Scientists are refining our understanding of how light wavelengths affect the way plants develop their chloroplasts.
Chloroplasts are the "engines" of plants. They use light from the sun and carbon dioxide to produce energy compounds, through the process of photosynthesis. Chloroplasts are filled with chlorophyll, a pigment that absorbs sunlight to kick off that process. Chlorophyll is what gives plants their green color.
Biologists know the major players that build chloroplasts. But they don't know enough about how a plant's environment can affect this process.
Take light. It has many qualities, like strength of emission or wavelength. Each variable can hinder or improve a plant's health.
"One big aim behind studying chloroplasts and photosynthesis is to grow more productive crops," says Hussien Alameldin, a biologist at the MSU-DOE Plant Research Laboratory. "We already know much about the major processes that happen inside a plant. Now the field is trying to understand the many roles played by a plant's environment. And light is one of many factors that challenge plants daily."
In a new National Science Foundation-funded study, Alameldin, Beronda Montgomery, and colleagues examine how far-red light impacts chloroplast development in seedlings. The study is published in the American Journal of Botany.

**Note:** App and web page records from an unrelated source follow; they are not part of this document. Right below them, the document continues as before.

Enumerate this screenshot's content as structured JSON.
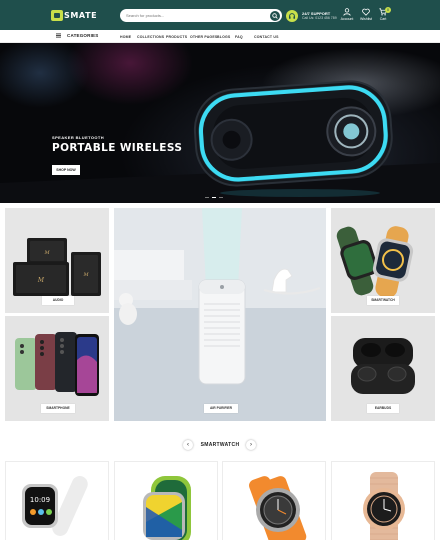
{
  "header": {
    "logo_text": "SMATE",
    "search": {
      "placeholder": "Search for products..."
    },
    "support": {
      "title": "24/7 SUPPORT",
      "phone": "Call Us: 0123 456 789"
    },
    "icons": [
      {
        "name": "account-icon",
        "label": "Account"
      },
      {
        "name": "wishlist-icon",
        "label": "Wishlist"
      },
      {
        "name": "cart-icon",
        "label": "Cart",
        "badge": "0"
      }
    ]
  },
  "nav": {
    "categories_label": "CATEGORIES",
    "items": [
      "HOME",
      "COLLECTIONS",
      "PRODUCTS",
      "OTHER PAGES",
      "BLOGS",
      "FAQ",
      "CONTACT US"
    ]
  },
  "hero": {
    "subtitle": "SPEAKER BLUETOOTH",
    "title": "PORTABLE WIRELESS",
    "button": "SHOP NOW",
    "slides": 3,
    "active_slide": 1
  },
  "categories": [
    {
      "label": "AUDIO"
    },
    {
      "label": "AIR PURIFIER"
    },
    {
      "label": "SMARTWATCH"
    },
    {
      "label": "SMARTPHONE"
    },
    {
      "label": "EARBUDS"
    }
  ],
  "section": {
    "title": "SMARTWATCH",
    "prev": "‹",
    "next": "›"
  },
  "colors": {
    "brand": "#1f4f4c",
    "accent": "#c8e04a",
    "speaker_glow": "#3fe6ff"
  }
}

Far-red is at the extreme end of the visible light spectrum, just before infra-red. Plants have light-absorbing signaling proteins, called phytochromes, to detect that wavelength. It turns out that too much exposure to far-red, however, is harmful to plants.
"If we expose wild plants to excessive amounts of far-red light at an early stage, then transfer them to normal, white light, they do not 'green,'" says Hussien. "The chloroplasts don't accumulate enough chlorophyll pigments and are thus less healthy and productive. The phytochromes' ability to detect far-red light leads to this block of 'greening.'"